    as much as i would love to put faces to the WSB folks, i enjoy the mystery. i love when i speak of the blog with folks around town and people try and guess who you are. it adds something to the whole experience. i think the mystery is what makes you so successful. staying incognito has it’s perks for sure. i had a blog for quite awhile and actually used an object as my profile. made it easy to review and comment freely. my vote is to stay anonymous, but would support a public “outing” if you desire!

  • JW October 10, 2007 (12:23 pm)

    I too miss the bricks, simply because that building reminded me of the hospital where I was born in my hometown in Kansas. Now…not so much.

  • I Don't Mind Taxes October 10, 2007 (4:22 pm)

    Wow – after reading yet another rant by Home, I was thrilled to see the comments of folks like Dis and Kayleigh – thanks for taking the time to get some facts out there. I tell a lot of folks the same thing that Dis said – I don’t mind taxes because I feel fortunate to be able to contribute to my society in a variety of ways – taxes included. It’s just too bad that so many of us don’t understand how good we have it.

  • The Velvet Bulldog October 10, 2007 (8:00 pm)

    I would prefer to have our subsidized sports teams put up “thank you taxpayer” banners…

  • A October 10, 2007 (10:08 pm)

    OMG! I look for the WSB at every public outing around West Seattle… always wondering if they are there. Then I’ll go home and read about the event that they attended and think “I knew it! Who was it?!” I like the show up at x place at x time idea. But as I write this my husband says “wouldn’t you be disappointed to know who they are?” I do like the mystery and always wondering and guessing but I also want to know!

  • add October 10, 2007 (10:08 pm)

    Just make sure none of those banners hang over the WS bridge pedestrian overpass, that could be a problem…

  • A October 10, 2007 (10:13 pm)

    Another comment now… suggestion from my husband. We should have a competition to guess who the WSB really is…you live in the Gatewood neighborhood, parents of school age children. Male? Female? I think you share the responsibility for the blog at this point. Ok, that’s all I have. Love this site!!

  • The House October 10, 2007 (11:29 pm)

    Dis, You’re going to find this hard to believe but I agree with you on your last post. You’ve spelled out alot of the issues that this city has…..mismanagement of taxpayer money. I don’t think for a minute that subsized housing is the ONLY reason why their are issues in this city but it is one of them. Our school system could run much more efficiently (fiscally) than it does today.

    It goes without saying that I’m in favor of cutting social programs significantly, but not completely.
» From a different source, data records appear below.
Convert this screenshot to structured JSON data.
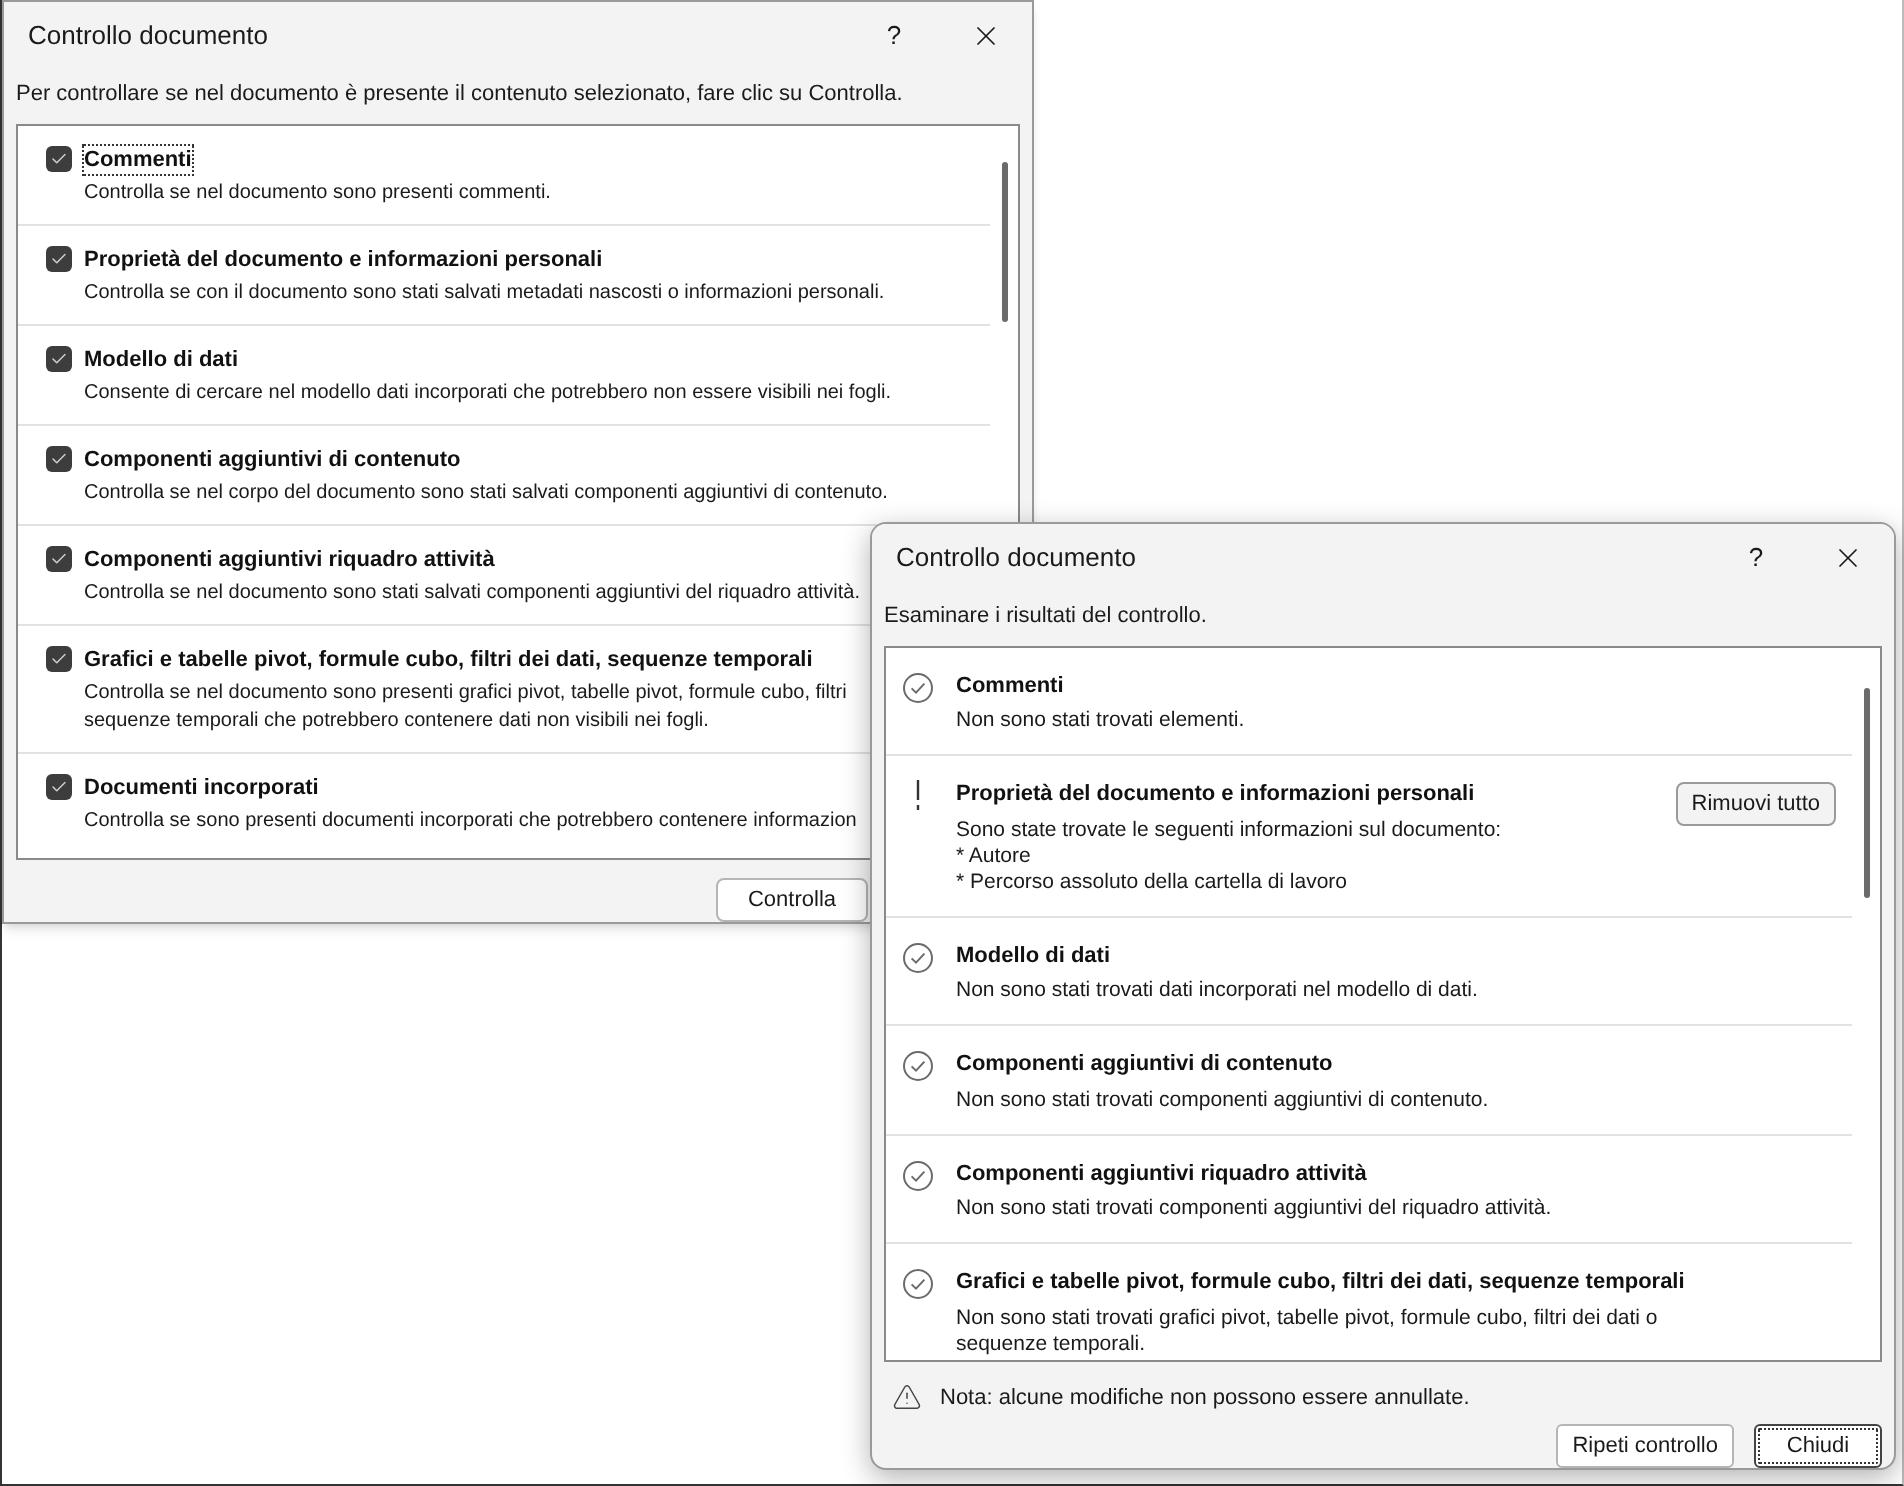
{
  "inspect_dialog": {
    "title": "Controllo documento",
    "help_button": "?",
    "instruction": "Per controllare se nel documento è presente il contenuto selezionato, fare clic su Controlla.",
    "items": [
      {
        "label": "Commenti",
        "lines": [
          "Controlla se nel documento sono presenti commenti."
        ],
        "checked": true,
        "focused": true
      },
      {
        "label": "Proprietà del documento e informazioni personali",
        "lines": [
          "Controlla se con il documento sono stati salvati metadati nascosti o informazioni personali."
        ],
        "checked": true,
        "focused": false
      },
      {
        "label": "Modello di dati",
        "lines": [
          "Consente di cercare nel modello dati incorporati che potrebbero non essere visibili nei fogli."
        ],
        "checked": true,
        "focused": false
      },
      {
        "label": "Componenti aggiuntivi di contenuto",
        "lines": [
          "Controlla se nel corpo del documento sono stati salvati componenti aggiuntivi di contenuto."
        ],
        "checked": true,
        "focused": false
      },
      {
        "label": "Componenti aggiuntivi riquadro attività",
        "lines": [
          "Controlla se nel documento sono stati salvati componenti aggiuntivi del riquadro attività."
        ],
        "checked": true,
        "focused": false
      },
      {
        "label": "Grafici e tabelle pivot, formule cubo, filtri dei dati, sequenze temporali",
        "lines": [
          "Controlla se nel documento sono presenti grafici pivot, tabelle pivot, formule cubo, filtri",
          "sequenze temporali che potrebbero contenere dati non visibili nei fogli."
        ],
        "checked": true,
        "focused": false
      },
      {
        "label": "Documenti incorporati",
        "lines": [
          "Controlla se sono presenti documenti incorporati che potrebbero contenere informazion"
        ],
        "checked": true,
        "focused": false
      }
    ],
    "button": "Controlla"
  },
  "results_dialog": {
    "title": "Controllo documento",
    "help_button": "?",
    "instruction": "Esaminare i risultati del controllo.",
    "items": [
      {
        "found": false,
        "label": "Commenti",
        "lines": [
          "Non sono stati trovati elementi."
        ]
      },
      {
        "found": true,
        "label": "Proprietà del documento e informazioni personali",
        "lines": [
          "Sono state trovate le seguenti informazioni sul documento:",
          "* Autore",
          "* Percorso assoluto della cartella di lavoro"
        ],
        "action": "Rimuovi tutto"
      },
      {
        "found": false,
        "label": "Modello di dati",
        "lines": [
          "Non sono stati trovati dati incorporati nel modello di dati."
        ]
      },
      {
        "found": false,
        "label": "Componenti aggiuntivi di contenuto",
        "lines": [
          "Non sono stati trovati componenti aggiuntivi di contenuto."
        ]
      },
      {
        "found": false,
        "label": "Componenti aggiuntivi riquadro attività",
        "lines": [
          "Non sono stati trovati componenti aggiuntivi del riquadro attività."
        ]
      },
      {
        "found": false,
        "label": "Grafici e tabelle pivot, formule cubo, filtri dei dati, sequenze temporali",
        "lines": [
          "Non sono stati trovati grafici pivot, tabelle pivot, formule cubo, filtri dei dati o",
          "sequenze temporali."
        ]
      }
    ],
    "note": "Nota: alcune modifiche non possono essere annullate.",
    "buttons": [
      {
        "label": "Ripeti controllo",
        "focused": false
      },
      {
        "label": "Chiudi",
        "focused": true
      }
    ]
  }
}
I do understand that things happen that force folks to fall on hard times. I’ve been through tough times myself, but CHOSE NOT to utilize public assistance because I felt that it is wrong to burden others for my issues.

    Your judgement on what is obscene and what is not is clouded though. If you want obscence, do a Google search for Japanese Fetish….you’ll find tons of truly obscene things there. Otherwise, my opinion is just that…an opinion and although we may disagree, you can rest easy that I will get up tomorrow and continue to work for all of those residents in that building and other public housing residents around Seattle.

    You’re Welcome!

  • s October 11, 2007 (6:56 am)

    Casa, we all pay taxes for services that we do not use. A childless person in low income housing may pay taxes to send your kids to school. A person who makes more money than you do contributes more money than you to maintain the roads you drive on. So let’s just all be grateful to each other, eh?
    As for WSB, my guess based on a previous post is that you live within a couple blocks of Thistle and California, on 40th, 41st, or 42nd south of Thistle, or on the west side of California, perhaps on Northrop…

Sorry, comment time is over.